Travelling from Girona you can either take the train to Flaçà which takes 15 minutes or catch the number 42 bus to La Pera (45 minutes) which is 2km from Púbol and then walk (La Pera is on the walking route from Flaça train station).
Girona bus depot is next to the train station so in theory, you could get the train from Barcelona to Girona and then catch the bus from there to La Pera and only need to walk 2km. In practice, there aren’t many buses per day so I think it makes more sense to catch the train from Barcelona to Flaça and either walk or take a taxi from there to Púbol castle.
Get Your Guide offer day tours from Barcelona to the Dalí Theatre Museum in Figueres and Púbol Castle from Barcelona.
Hi! I’m Mark and my family and I are looking for a barcelona bus to girona city, could you help us? We’re going to stay in barcelona for the next two weeks and we want to discover other towns.
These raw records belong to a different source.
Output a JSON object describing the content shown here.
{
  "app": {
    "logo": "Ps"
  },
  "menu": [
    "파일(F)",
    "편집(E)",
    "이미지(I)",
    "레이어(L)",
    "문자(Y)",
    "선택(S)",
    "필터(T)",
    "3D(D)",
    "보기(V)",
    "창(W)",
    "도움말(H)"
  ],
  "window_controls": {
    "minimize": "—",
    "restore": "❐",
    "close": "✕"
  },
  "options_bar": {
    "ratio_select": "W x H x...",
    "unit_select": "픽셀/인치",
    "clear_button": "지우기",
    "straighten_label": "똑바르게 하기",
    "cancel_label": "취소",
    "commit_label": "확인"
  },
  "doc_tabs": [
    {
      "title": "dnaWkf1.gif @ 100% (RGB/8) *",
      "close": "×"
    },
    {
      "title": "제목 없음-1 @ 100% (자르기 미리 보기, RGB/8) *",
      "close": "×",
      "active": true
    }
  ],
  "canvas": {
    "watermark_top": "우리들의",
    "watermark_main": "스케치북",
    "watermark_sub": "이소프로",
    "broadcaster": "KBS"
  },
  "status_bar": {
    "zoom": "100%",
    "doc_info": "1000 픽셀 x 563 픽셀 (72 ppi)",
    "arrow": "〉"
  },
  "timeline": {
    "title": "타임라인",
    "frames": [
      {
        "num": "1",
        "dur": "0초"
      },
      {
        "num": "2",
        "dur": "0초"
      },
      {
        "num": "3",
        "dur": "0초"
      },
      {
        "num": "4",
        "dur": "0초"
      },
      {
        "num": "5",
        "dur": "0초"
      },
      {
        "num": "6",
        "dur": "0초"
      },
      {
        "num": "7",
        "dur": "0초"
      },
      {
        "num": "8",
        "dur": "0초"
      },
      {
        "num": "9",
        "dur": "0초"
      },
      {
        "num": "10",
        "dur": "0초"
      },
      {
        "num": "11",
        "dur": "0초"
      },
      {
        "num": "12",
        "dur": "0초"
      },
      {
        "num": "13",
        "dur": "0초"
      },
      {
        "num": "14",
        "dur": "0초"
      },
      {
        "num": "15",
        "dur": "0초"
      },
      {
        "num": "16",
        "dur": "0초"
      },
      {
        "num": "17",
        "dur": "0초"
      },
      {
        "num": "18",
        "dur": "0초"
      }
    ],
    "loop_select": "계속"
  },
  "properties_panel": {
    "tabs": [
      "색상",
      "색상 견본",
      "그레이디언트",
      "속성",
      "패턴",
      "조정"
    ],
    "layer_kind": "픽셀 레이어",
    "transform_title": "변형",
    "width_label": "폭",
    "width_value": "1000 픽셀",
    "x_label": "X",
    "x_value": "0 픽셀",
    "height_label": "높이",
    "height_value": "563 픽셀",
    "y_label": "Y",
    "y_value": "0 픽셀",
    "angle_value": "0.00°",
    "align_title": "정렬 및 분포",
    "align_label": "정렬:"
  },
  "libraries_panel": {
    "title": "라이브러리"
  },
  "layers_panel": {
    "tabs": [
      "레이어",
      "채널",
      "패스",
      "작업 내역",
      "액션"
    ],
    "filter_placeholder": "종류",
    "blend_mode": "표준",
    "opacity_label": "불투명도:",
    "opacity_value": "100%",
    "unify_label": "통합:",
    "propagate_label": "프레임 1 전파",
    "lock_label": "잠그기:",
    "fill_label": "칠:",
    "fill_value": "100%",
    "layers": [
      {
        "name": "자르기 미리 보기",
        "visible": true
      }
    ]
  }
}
Thanks in advance!
Bus company Sagalés runs 7 buses daily from Barcelona to Girona, the fare is €15.
Route number 602, the journey takes between an hour and a half and 1 hour 50.
Bus timetables here
Personally, when I go to Girona, I prefer to take the train because they’re more frequent and better value for money (cheaper and/or faster).
Regional trains – approx 2 hours – price €8.40
Middle Distance trains – 1hr 26 – price €11.25
AVANT (high-speed trains) – 38 mins – price €17.40
Train timetables here
The bus depot and train station (including high-speed) are next to each other, a short distance from the city centre (walkable if you don’t have much luggage).